Rep. Stephen Goldfinch, a Murrells Inlet Republican, filed an amendment to the Workforce Investment Act last week. Goldfinch told South Carolina Radio Network that the bill protects taxpayers’ money by reducing waste.
South Carolina offers workforce training through S.C. Works, under the act. Training is provided by the act through certified training providers throughout the state to help job seekers get the education and skills required for in-demand jobs, according to the Department of Employment and Workforce.
Goldfinch asked that if someone’s criminal background or drug use will disqualify him or her as an applicant, why should the state fund training for him or her for that position?
“Nobody likes the wasteful spending of money, regardless of your political leanings, and that’s exactly what this bill fixes,” Goldfinch said.
The bill reads:
“SC Works shall require a test for illegal drug use and a fingerprint-based criminal background check conducted by SLED of any customer determined to need trade or occupational training before SC Works may pay for the training.”
If the test or check provides information that would preclude an applicant from a job, the bill would allow S.C. Works to deny payment for training.

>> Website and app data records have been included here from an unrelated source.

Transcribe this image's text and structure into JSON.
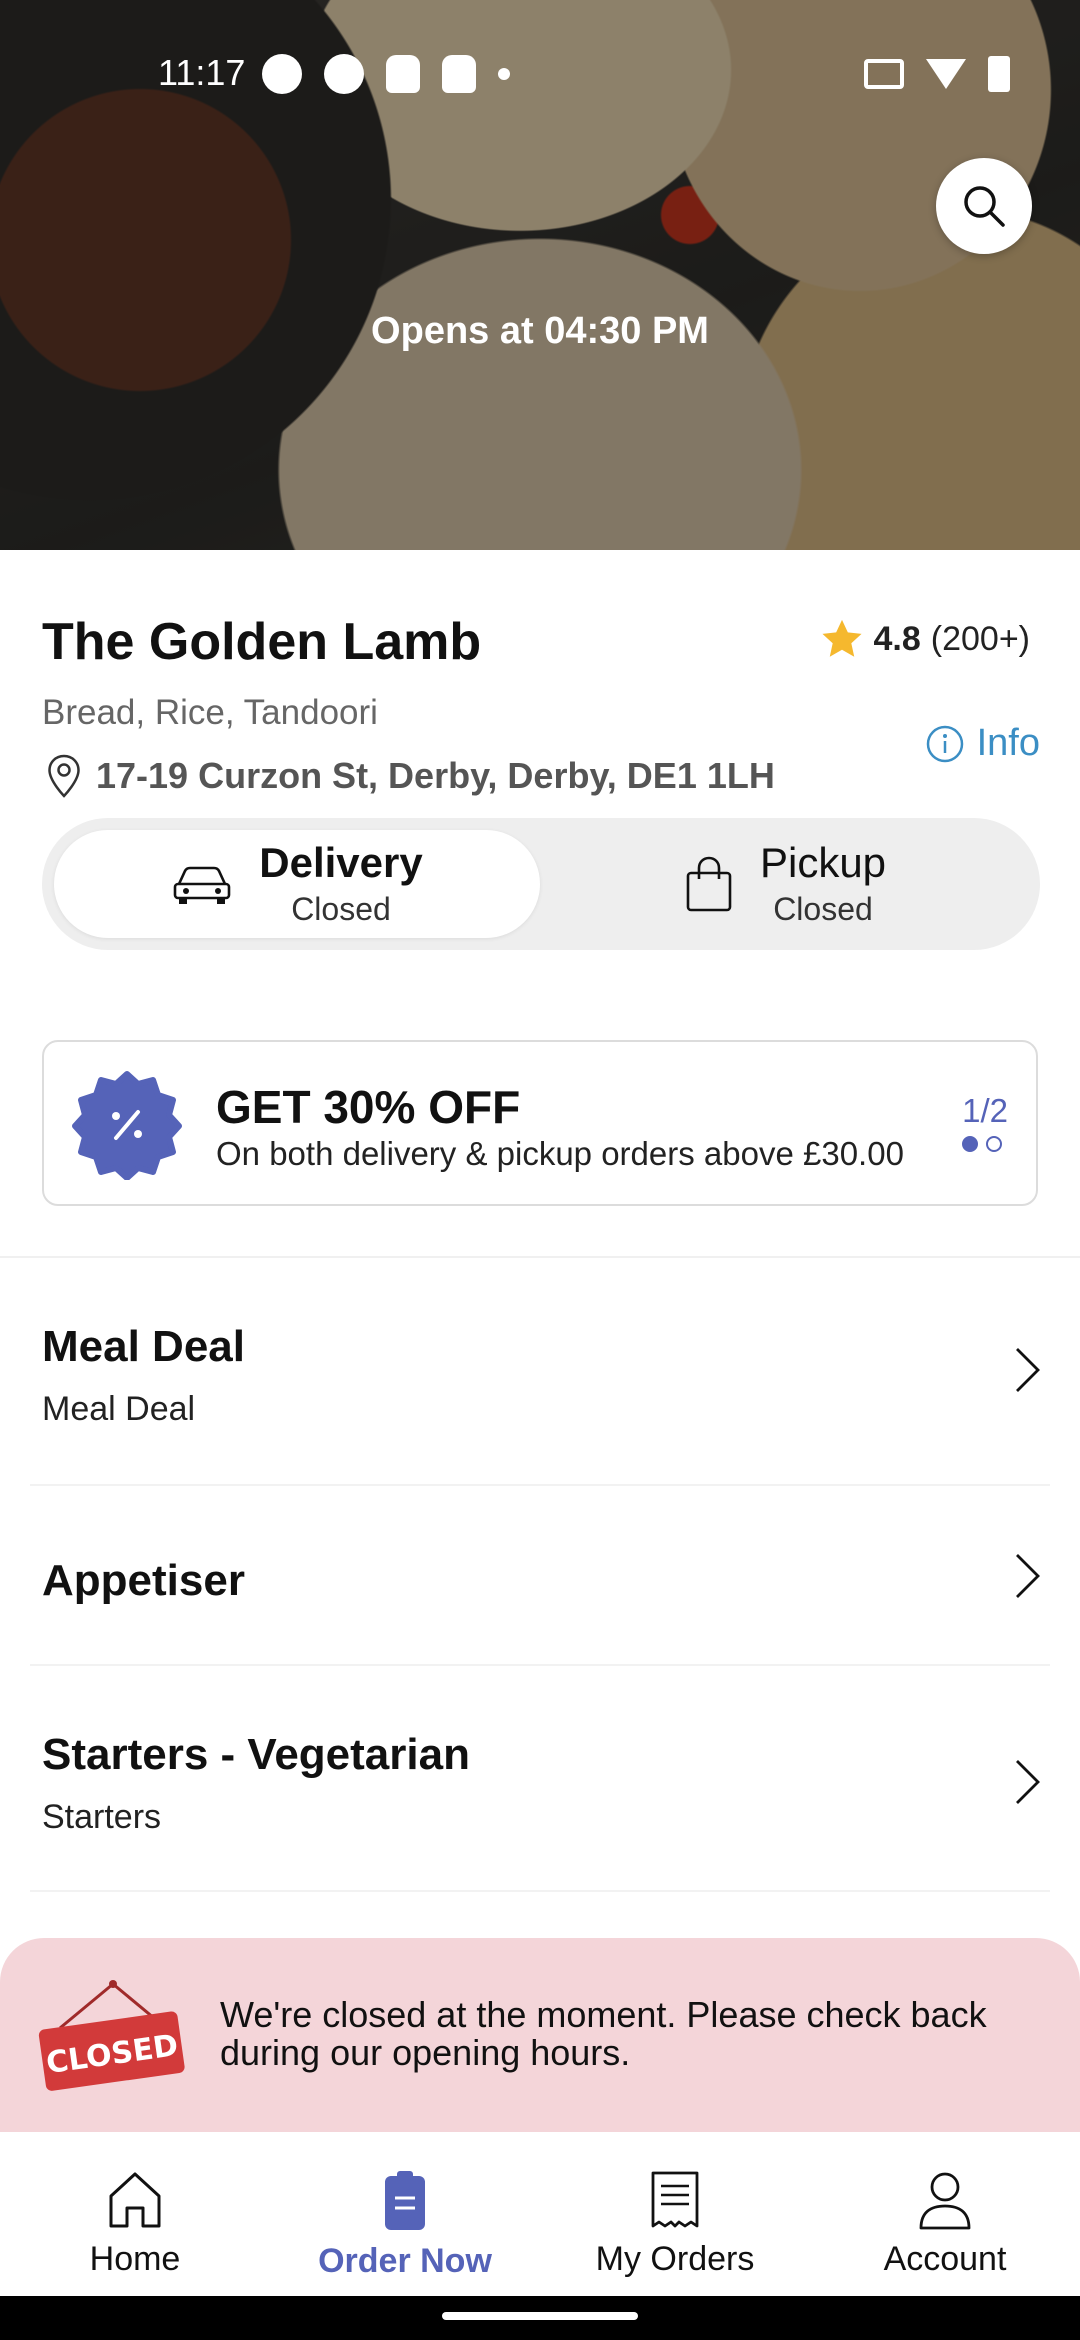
{
  "status_bar": {
    "time": "11:17"
  },
  "hero": {
    "opens_text": "Opens at 04:30 PM"
  },
  "restaurant": {
    "name": "The Golden Lamb",
    "rating": "4.8",
    "rating_count": "(200+)",
    "cuisines": "Bread, Rice, Tandoori",
    "address": "17-19 Curzon St, Derby, Derby, DE1 1LH",
    "info_label": "Info"
  },
  "modes": [
    {
      "label": "Delivery",
      "status": "Closed"
    },
    {
      "label": "Pickup",
      "status": "Closed"
    }
  ],
  "promo": {
    "title": "GET 30% OFF",
    "description": "On both delivery & pickup orders above £30.00",
    "page": "1/2"
  },
  "menu": [
    {
      "title": "Meal Deal",
      "subtitle": "Meal Deal"
    },
    {
      "title": "Appetiser",
      "subtitle": ""
    },
    {
      "title": "Starters - Vegetarian",
      "subtitle": "Starters"
    }
  ],
  "closed_banner": {
    "sign_text": "CLOSED",
    "message": "We're closed at the moment. Please check back during our opening hours."
  },
  "nav": [
    {
      "label": "Home",
      "icon": "home-icon"
    },
    {
      "label": "Order Now",
      "icon": "order-icon"
    },
    {
      "label": "My Orders",
      "icon": "receipt-icon"
    },
    {
      "label": "Account",
      "icon": "person-icon"
    }
  ],
  "colors": {
    "accent": "#5563b8",
    "info_blue": "#3b8ec4",
    "star": "#f5b82e",
    "closed_bg": "#f4d5d9",
    "closed_sign": "#d23a3a"
  }
}
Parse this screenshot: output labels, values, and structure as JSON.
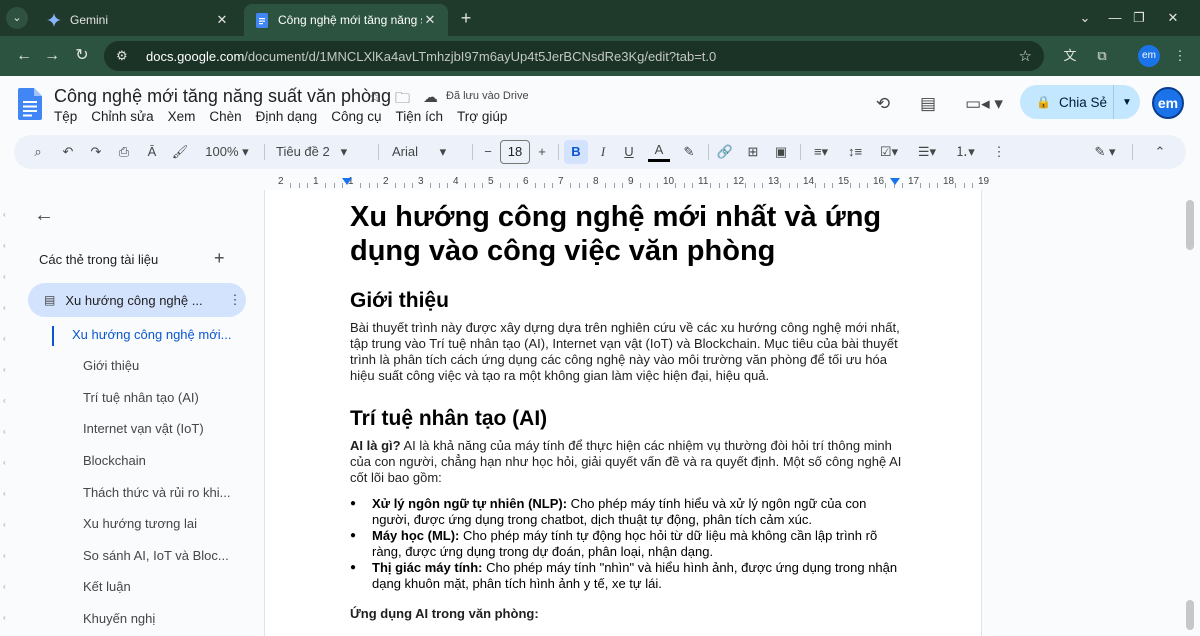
{
  "browser": {
    "tabs": [
      {
        "title": "Gemini",
        "icon": "gemini-icon"
      },
      {
        "title": "Công nghệ mới tăng năng suất",
        "icon": "docs-icon"
      }
    ],
    "url_host": "docs.google.com",
    "url_path": "/document/d/1MNCLXlKa4avLTmhzjbI97m6ayUp4t5JerBCNsdRe3Kg/edit?tab=t.0",
    "profile_initials": "em"
  },
  "docs": {
    "title": "Công nghệ mới tăng năng suất văn phòng",
    "saved_status": "Đã lưu vào Drive",
    "menu": [
      "Tệp",
      "Chỉnh sửa",
      "Xem",
      "Chèn",
      "Định dạng",
      "Công cụ",
      "Tiện ích",
      "Trợ giúp"
    ],
    "share_label": "Chia Sẻ",
    "avatar_initials": "em"
  },
  "toolbar": {
    "zoom": "100%",
    "style": "Tiêu đề 2",
    "font": "Arial",
    "font_size": "18"
  },
  "ruler": {
    "ticks": [
      "2",
      "1",
      "1",
      "2",
      "3",
      "4",
      "5",
      "6",
      "7",
      "8",
      "9",
      "10",
      "11",
      "12",
      "13",
      "14",
      "15",
      "16",
      "17",
      "18",
      "19"
    ]
  },
  "sidebar": {
    "section_title": "Các thẻ trong tài liệu",
    "tab_label": "Xu hướng công nghệ ...",
    "outline": [
      "Xu hướng công nghệ mới...",
      "Giới thiệu",
      "Trí tuệ nhân tạo (AI)",
      "Internet vạn vật (IoT)",
      "Blockchain",
      "Thách thức và rủi ro khi...",
      "Xu hướng tương lai",
      "So sánh AI, IoT và Bloc...",
      "Kết luận",
      "Khuyến nghị"
    ]
  },
  "document": {
    "h1": "Xu hướng công nghệ mới nhất và ứng dụng vào công việc văn phòng",
    "intro_heading": "Giới thiệu",
    "intro_text": "Bài thuyết trình này được xây dựng dựa trên nghiên cứu về các xu hướng công nghệ mới nhất, tập trung vào Trí tuệ nhân tạo (AI), Internet vạn vật (IoT) và Blockchain. Mục tiêu của bài thuyết trình là phân tích cách ứng dụng các công nghệ này vào môi trường văn phòng để tối ưu hóa hiệu suất công việc và tạo ra một không gian làm việc hiện đại, hiệu quả.",
    "ai_heading": "Trí tuệ nhân tạo (AI)",
    "ai_q": "AI là gì?",
    "ai_def": " AI là khả năng của máy tính để thực hiện các nhiệm vụ thường đòi hỏi trí thông minh của con người, chẳng hạn như học hỏi, giải quyết vấn đề và ra quyết định. Một số công nghệ AI cốt lõi bao gồm:",
    "bullets": [
      {
        "term": "Xử lý ngôn ngữ tự nhiên (NLP):",
        "text": " Cho phép máy tính hiểu và xử lý ngôn ngữ của con người, được ứng dụng trong chatbot, dịch thuật tự động, phân tích cảm xúc."
      },
      {
        "term": "Máy học (ML):",
        "text": " Cho phép máy tính tự động học hỏi từ dữ liệu mà không cần lập trình rõ ràng, được ứng dụng trong dự đoán, phân loại, nhận dạng."
      },
      {
        "term": "Thị giác máy tính:",
        "text": " Cho phép máy tính \"nhìn\" và hiểu hình ảnh, được ứng dụng trong nhận dạng khuôn mặt, phân tích hình ảnh y tế, xe tự lái."
      }
    ],
    "office_heading": "Ứng dụng AI trong văn phòng:"
  }
}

Goldfinch said the legislation was sparked from talks with S.C. Works employees who lamented funding training for applicants who were later unable to secure a job because of a criminal background, such as a DUI for truck driving jobs, or because of drug use for jobs that require a drug test. But Goldfinch did not have hard numbers on how frequent this problem is.
“I don’t know how big of a problem it is, but one is too many. I don’t understand why we wouldn’t have a simple safeguard in place,” Goldfinch said.